» What you will do
No image is to be carried over; reproduce the rest of the listing word for word.

» Data records
+---+

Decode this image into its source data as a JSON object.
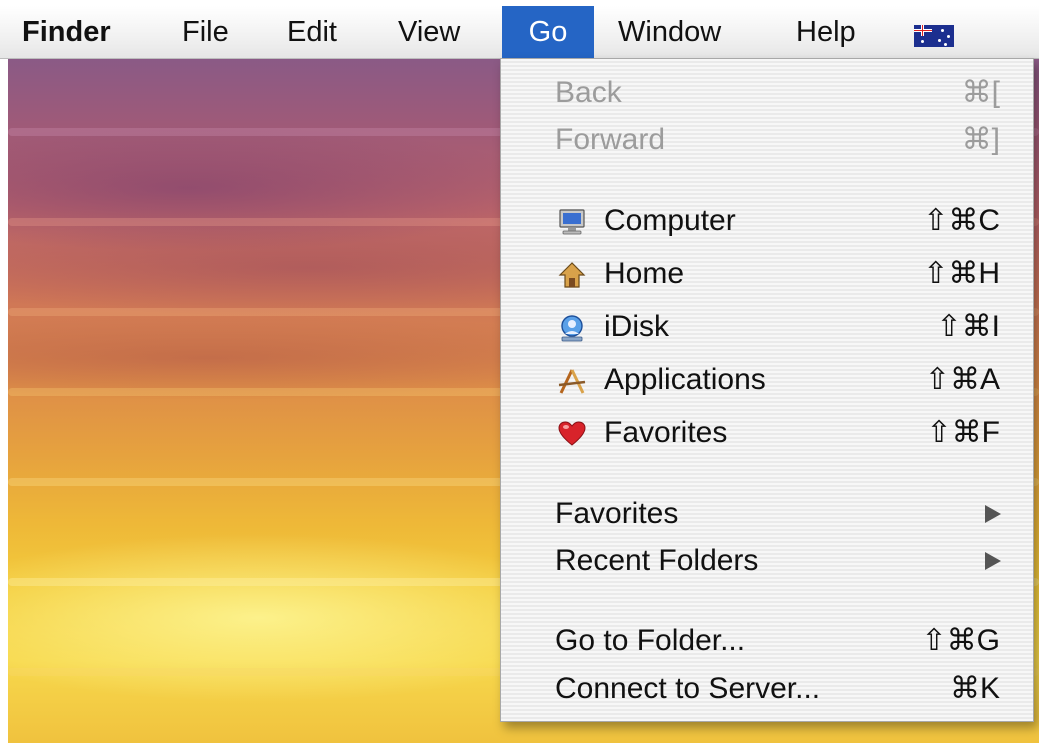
{
  "menubar": {
    "items": [
      {
        "label": "Finder"
      },
      {
        "label": "File"
      },
      {
        "label": "Edit"
      },
      {
        "label": "View"
      },
      {
        "label": "Go"
      },
      {
        "label": "Window"
      },
      {
        "label": "Help"
      }
    ],
    "active_menu": "Go",
    "input_menu_icon": "australia-flag-icon"
  },
  "go_menu": {
    "items": [
      {
        "label": "Back",
        "shortcut": "⌘[",
        "enabled": false
      },
      {
        "label": "Forward",
        "shortcut": "⌘]",
        "enabled": false
      },
      {
        "label": "Computer",
        "shortcut": "⇧⌘C",
        "icon": "computer-icon"
      },
      {
        "label": "Home",
        "shortcut": "⇧⌘H",
        "icon": "home-icon"
      },
      {
        "label": "iDisk",
        "shortcut": "⇧⌘I",
        "icon": "idisk-icon"
      },
      {
        "label": "Applications",
        "shortcut": "⇧⌘A",
        "icon": "applications-icon"
      },
      {
        "label": "Favorites",
        "shortcut": "⇧⌘F",
        "icon": "heart-icon"
      },
      {
        "label": "Favorites",
        "submenu": true
      },
      {
        "label": "Recent Folders",
        "submenu": true
      },
      {
        "label": "Go to Folder...",
        "shortcut": "⇧⌘G"
      },
      {
        "label": "Connect to Server...",
        "shortcut": "⌘K"
      }
    ]
  },
  "colors": {
    "menu_highlight": "#2565c5",
    "disabled_text": "#9c9c9c"
  }
}
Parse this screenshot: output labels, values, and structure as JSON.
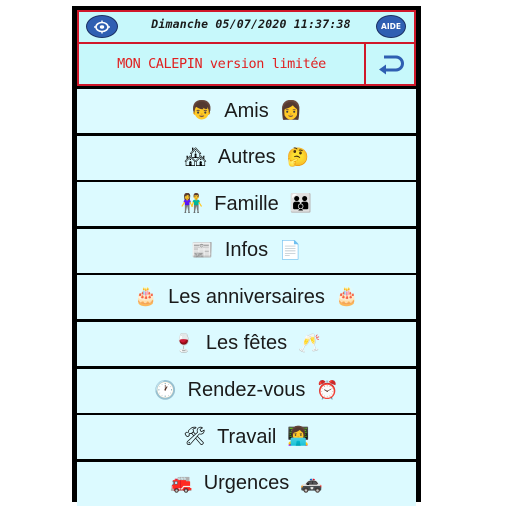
{
  "header": {
    "datetime": "Dimanche 05/07/2020 11:37:38",
    "help_label": "AIDE",
    "settings_icon": "gear-icon",
    "title": "MON CALEPIN version limitée",
    "back_icon": "return-arrow-icon"
  },
  "colors": {
    "accent_red": "#d0182a",
    "title_red": "#e02020",
    "panel_bg": "#c7f8fb",
    "item_bg": "#dcfaff",
    "button_blue": "#2f5fb2"
  },
  "menu": {
    "items": [
      {
        "label": "Amis",
        "left_icon": "👦",
        "right_icon": "👩"
      },
      {
        "label": "Autres",
        "left_icon": "🏘",
        "right_icon": "🤔"
      },
      {
        "label": "Famille",
        "left_icon": "👫",
        "right_icon": "👪"
      },
      {
        "label": "Infos",
        "left_icon": "📰",
        "right_icon": "📄"
      },
      {
        "label": "Les anniversaires",
        "left_icon": "🎂",
        "right_icon": "🎂"
      },
      {
        "label": "Les fêtes",
        "left_icon": "🍷",
        "right_icon": "🥂"
      },
      {
        "label": "Rendez-vous",
        "left_icon": "🕐",
        "right_icon": "⏰"
      },
      {
        "label": "Travail",
        "left_icon": "🛠",
        "right_icon": "👩‍💻"
      },
      {
        "label": "Urgences",
        "left_icon": "🚒",
        "right_icon": "🚓"
      }
    ]
  }
}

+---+

» The answer
Decode this image into its source data as a JSON object.
{
  "menubar": {
    "items": [
      {
        "label": "Finder"
      },
      {
        "label": "File"
      },
      {
        "label": "Edit"
      },
      {
        "label": "View"
      },
      {
        "label": "Go"
      },
      {
        "label": "Window"
      },
      {
        "label": "Help"
      }
    ],
    "active_menu": "Go",
    "input_menu_icon": "australia-flag-icon"
  },
  "go_menu": {
    "items": [
      {
        "label": "Back",
        "shortcut": "⌘[",
        "enabled": false
      },
      {
        "label": "Forward",
        "shortcut": "⌘]",
        "enabled": false
      },
      {
        "label": "Computer",
        "shortcut": "⇧⌘C",
        "icon": "computer-icon"
      },
      {
        "label": "Home",
        "shortcut": "⇧⌘H",
        "icon": "home-icon"
      },
      {
        "label": "iDisk",
        "shortcut": "⇧⌘I",
        "icon": "idisk-icon"
      },
      {
        "label": "Applications",
        "shortcut": "⇧⌘A",
        "icon": "applications-icon"
      },
      {
        "label": "Favorites",
        "shortcut": "⇧⌘F",
        "icon": "heart-icon"
      },
      {
        "label": "Favorites",
        "submenu": true
      },
      {
        "label": "Recent Folders",
        "submenu": true
      },
      {
        "label": "Go to Folder...",
        "shortcut": "⇧⌘G"
      },
      {
        "label": "Connect to Server...",
        "shortcut": "⌘K"
      }
    ]
  },
  "colors": {
    "menu_highlight": "#2565c5",
    "disabled_text": "#9c9c9c"
  }
}
Parse this screenshot: output labels, values, and structure as JSON.
{
  "header": {
    "datetime": "Dimanche 05/07/2020 11:37:38",
    "help_label": "AIDE",
    "settings_icon": "gear-icon",
    "title": "MON CALEPIN version limitée",
    "back_icon": "return-arrow-icon"
  },
  "colors": {
    "accent_red": "#d0182a",
    "title_red": "#e02020",
    "panel_bg": "#c7f8fb",
    "item_bg": "#dcfaff",
    "button_blue": "#2f5fb2"
  },
  "menu": {
    "items": [
      {
        "label": "Amis",
        "left_icon": "👦",
        "right_icon": "👩"
      },
      {
        "label": "Autres",
        "left_icon": "🏘",
        "right_icon": "🤔"
      },
      {
        "label": "Famille",
        "left_icon": "👫",
        "right_icon": "👪"
      },
      {
        "label": "Infos",
        "left_icon": "📰",
        "right_icon": "📄"
      },
      {
        "label": "Les anniversaires",
        "left_icon": "🎂",
        "right_icon": "🎂"
      },
      {
        "label": "Les fêtes",
        "left_icon": "🍷",
        "right_icon": "🥂"
      },
      {
        "label": "Rendez-vous",
        "left_icon": "🕐",
        "right_icon": "⏰"
      },
      {
        "label": "Travail",
        "left_icon": "🛠",
        "right_icon": "👩‍💻"
      },
      {
        "label": "Urgences",
        "left_icon": "🚒",
        "right_icon": "🚓"
      }
    ]
  }
}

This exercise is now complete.